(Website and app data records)
--------------------------------------------------

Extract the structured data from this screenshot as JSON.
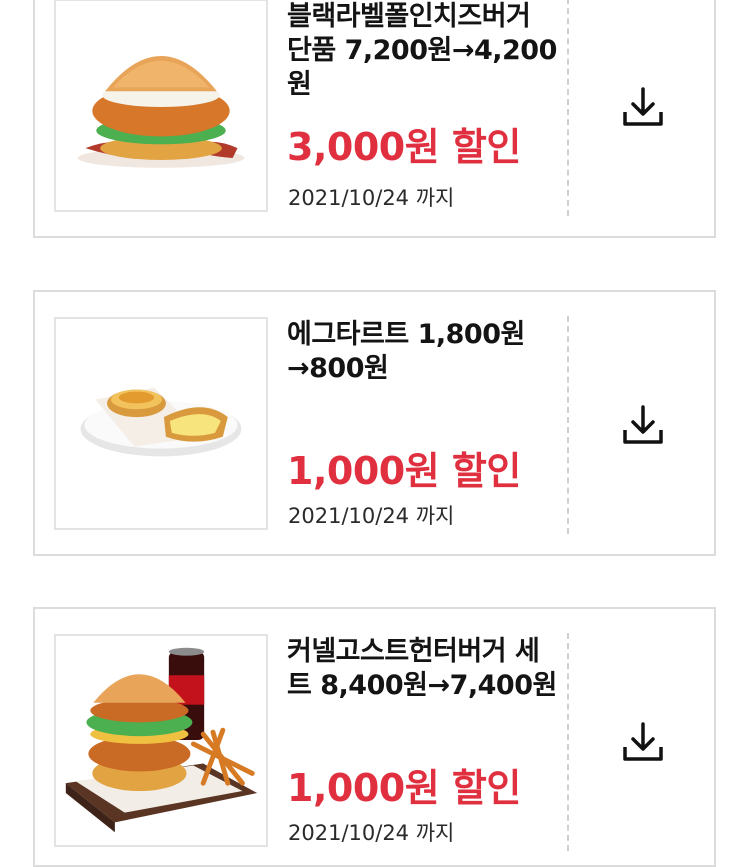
{
  "coupons": [
    {
      "title": "블랙라벨폴인치즈버거 단품 7,200원→4,200원",
      "discount": "3,000원 할인",
      "expiry": "2021/10/24 까지",
      "image": "black-label-cheese-burger",
      "download_icon": "download-icon"
    },
    {
      "title": "에그타르트 1,800원 →800원",
      "discount": "1,000원 할인",
      "expiry": "2021/10/24 까지",
      "image": "egg-tart",
      "download_icon": "download-icon"
    },
    {
      "title": "커넬고스트헌터버거 세트 8,400원→7,400원",
      "discount": "1,000원 할인",
      "expiry": "2021/10/24 까지",
      "image": "colonel-ghost-hunter-burger-set",
      "download_icon": "download-icon"
    }
  ],
  "colors": {
    "discount": "#e0303f",
    "border": "#dcdcdc",
    "text": "#141414"
  }
}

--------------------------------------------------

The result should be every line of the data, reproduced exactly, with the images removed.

TASK RESPONSE.
Extract the structured data from this screenshot as JSON.
{
  "coupons": [
    {
      "title": "블랙라벨폴인치즈버거 단품 7,200원→4,200원",
      "discount": "3,000원 할인",
      "expiry": "2021/10/24 까지",
      "image": "black-label-cheese-burger",
      "download_icon": "download-icon"
    },
    {
      "title": "에그타르트 1,800원 →800원",
      "discount": "1,000원 할인",
      "expiry": "2021/10/24 까지",
      "image": "egg-tart",
      "download_icon": "download-icon"
    },
    {
      "title": "커넬고스트헌터버거 세트 8,400원→7,400원",
      "discount": "1,000원 할인",
      "expiry": "2021/10/24 까지",
      "image": "colonel-ghost-hunter-burger-set",
      "download_icon": "download-icon"
    }
  ],
  "colors": {
    "discount": "#e0303f",
    "border": "#dcdcdc",
    "text": "#141414"
  }
}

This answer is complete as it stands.